4 Benefits of Embracing Progressive CRE Tech
By William Church @ Real Estate Daily
May 31, 2018

Technology has become ubiquitous in the real estate industry, but some commercial brokers still hold reservations about embracing new CRE tech. There is an ever-present concern that people will lose their jobs if the industry freely adopts progressive technology. At its core, however, automation and technology unlock more opportunities than they take jobs.

Most professionals find that adopting cutting-edge CRE tech helps them save valuable time and make more informed decisions. Commercial transactions are based heavily on research and personal connections, both of which have room for improvement. Brokers can use new tech to expand their network, harness data in real-time for effective price negotiation, and even determine the probability of a sale.

Key Takeaways

  • Automated marketing and online marketplaces provide commercial brokers ample opportunity to reach more investors
  • Computer algorithms can analyze property data and pricing history for insights useful in negotiation and future investments
  • Technology is remarkably accurate at determining a property’s real value and the probability of selling at a given price

Excerpt

Here are some examples of how automation unlocks opportunities for commercial real estate brokers, buyers and sellers, and frees them to be more productive while reducing the amount of repetitive work in their jobs:

Expanding Your Network Through Technology

Today’s commercial real estate brokers typically market a property by first evaluating the asset and then curating a list of potential buyers in their network who they believe will be right for the deal.

But marketing properties solely based on personal networks can be limiting. One broker we recently partnered with captured it perfectly when he said, “You can’t pretend to know everyone.”

In contrast, moving the market online opens it up to more investors, often yielding a higher price for the asset. Automating portions of the marketing process allows brokers to expand their reach and can also be a strong pathway to building new relationships.

Freeing Up Time For Value-Add Work

Historically, brokers were tasked with the sizable job of gathering and organizing available property data. This time-consuming work is a distraction from focusing on what really matters: sourcing new opportunities and completing deals.

The introduction of technology relegates much of the data dissemination to cloud-based software, allowing brokers to focus more attention on advising the seller, positioning a property or educating a buyer on an asset’s potential, essentially making the deal happen.
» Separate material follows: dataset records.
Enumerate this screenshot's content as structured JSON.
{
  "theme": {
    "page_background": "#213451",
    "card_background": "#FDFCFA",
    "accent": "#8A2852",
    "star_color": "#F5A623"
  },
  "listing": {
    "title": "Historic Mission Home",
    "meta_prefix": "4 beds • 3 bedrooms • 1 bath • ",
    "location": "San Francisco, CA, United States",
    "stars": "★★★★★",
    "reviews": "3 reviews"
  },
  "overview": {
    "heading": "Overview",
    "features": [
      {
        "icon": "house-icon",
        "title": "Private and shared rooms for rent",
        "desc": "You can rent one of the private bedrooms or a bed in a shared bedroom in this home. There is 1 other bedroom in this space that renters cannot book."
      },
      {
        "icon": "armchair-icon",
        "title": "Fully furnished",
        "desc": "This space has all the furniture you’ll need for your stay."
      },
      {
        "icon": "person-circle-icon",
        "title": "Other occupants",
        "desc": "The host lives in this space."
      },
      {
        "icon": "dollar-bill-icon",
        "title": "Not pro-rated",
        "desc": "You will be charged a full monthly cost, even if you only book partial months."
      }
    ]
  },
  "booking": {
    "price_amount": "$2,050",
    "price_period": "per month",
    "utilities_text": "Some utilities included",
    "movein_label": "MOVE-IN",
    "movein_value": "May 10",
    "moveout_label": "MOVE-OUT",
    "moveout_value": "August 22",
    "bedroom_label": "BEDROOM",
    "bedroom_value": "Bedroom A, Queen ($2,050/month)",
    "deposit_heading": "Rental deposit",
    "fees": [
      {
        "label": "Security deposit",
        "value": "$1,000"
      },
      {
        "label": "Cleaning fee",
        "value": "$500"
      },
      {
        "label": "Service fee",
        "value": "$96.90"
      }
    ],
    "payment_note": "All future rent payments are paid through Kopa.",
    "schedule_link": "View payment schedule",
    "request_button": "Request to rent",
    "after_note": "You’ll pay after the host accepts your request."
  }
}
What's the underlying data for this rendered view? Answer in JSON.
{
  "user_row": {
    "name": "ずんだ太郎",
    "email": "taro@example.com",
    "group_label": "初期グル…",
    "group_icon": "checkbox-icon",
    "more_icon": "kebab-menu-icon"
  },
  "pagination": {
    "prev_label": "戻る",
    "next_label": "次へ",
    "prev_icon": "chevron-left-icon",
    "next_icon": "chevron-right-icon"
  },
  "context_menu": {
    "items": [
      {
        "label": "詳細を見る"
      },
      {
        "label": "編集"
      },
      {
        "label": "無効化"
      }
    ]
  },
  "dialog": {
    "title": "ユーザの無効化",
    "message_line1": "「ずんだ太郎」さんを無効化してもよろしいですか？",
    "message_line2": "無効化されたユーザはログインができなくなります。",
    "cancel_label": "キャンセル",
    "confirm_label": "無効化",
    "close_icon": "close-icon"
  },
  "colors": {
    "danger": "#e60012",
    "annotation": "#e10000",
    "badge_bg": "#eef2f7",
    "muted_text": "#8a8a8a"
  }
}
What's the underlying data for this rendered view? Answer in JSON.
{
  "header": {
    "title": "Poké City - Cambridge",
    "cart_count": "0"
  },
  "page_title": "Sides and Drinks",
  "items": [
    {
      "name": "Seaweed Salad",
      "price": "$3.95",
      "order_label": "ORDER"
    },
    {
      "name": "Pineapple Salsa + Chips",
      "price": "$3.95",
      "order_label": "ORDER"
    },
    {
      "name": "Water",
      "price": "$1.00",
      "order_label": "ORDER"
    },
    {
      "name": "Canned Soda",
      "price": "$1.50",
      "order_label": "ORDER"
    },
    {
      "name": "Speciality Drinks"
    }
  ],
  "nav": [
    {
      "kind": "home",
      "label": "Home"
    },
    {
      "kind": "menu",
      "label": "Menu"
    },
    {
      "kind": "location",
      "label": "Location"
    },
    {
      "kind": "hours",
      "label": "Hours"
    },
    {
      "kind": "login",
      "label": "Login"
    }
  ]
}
Harnessing Data For Effective Price Negotiation

Valuations used to be based in part on a broker’s instinct — they were supported by historical sales comps, but BOVs (broker’s opinion of value) were somewhat subjective.

By harnessing computing power to generate comps that include pricing data from similar properties over many years, algorithm-driven pricing is more scientific than the traditional BOV and is subject to less debate. This is quickly becoming a powerful tool for helping buyers and sellers meet on common ground.

Determining The Probability Of A Sale

Building off the ability to better determine a property’s real value, data-driven algorithms are able to predict the probability that a given asset will sell and at what price. This gives the broker and seller the power to enter the market with eyes wide open. Armed with a better understanding of whether their property will find a buyer, the informed broker or seller is able to determine which strategy will yield the best results.

Where Real Estate Is Headed

Undoubtedly, technology is continuing to transform real estate in a big way. While in the past automation was viewed as a potential threat, it’s my belief that many are beginning to embrace new tools and viewing automation as a real opportunity to create efficiencies in the industry. The tide is turning and forward-thinking professionals from all corners of real estate are realizing that automation is not the future of real estate — it’s the here and now.

View the original article at Forbes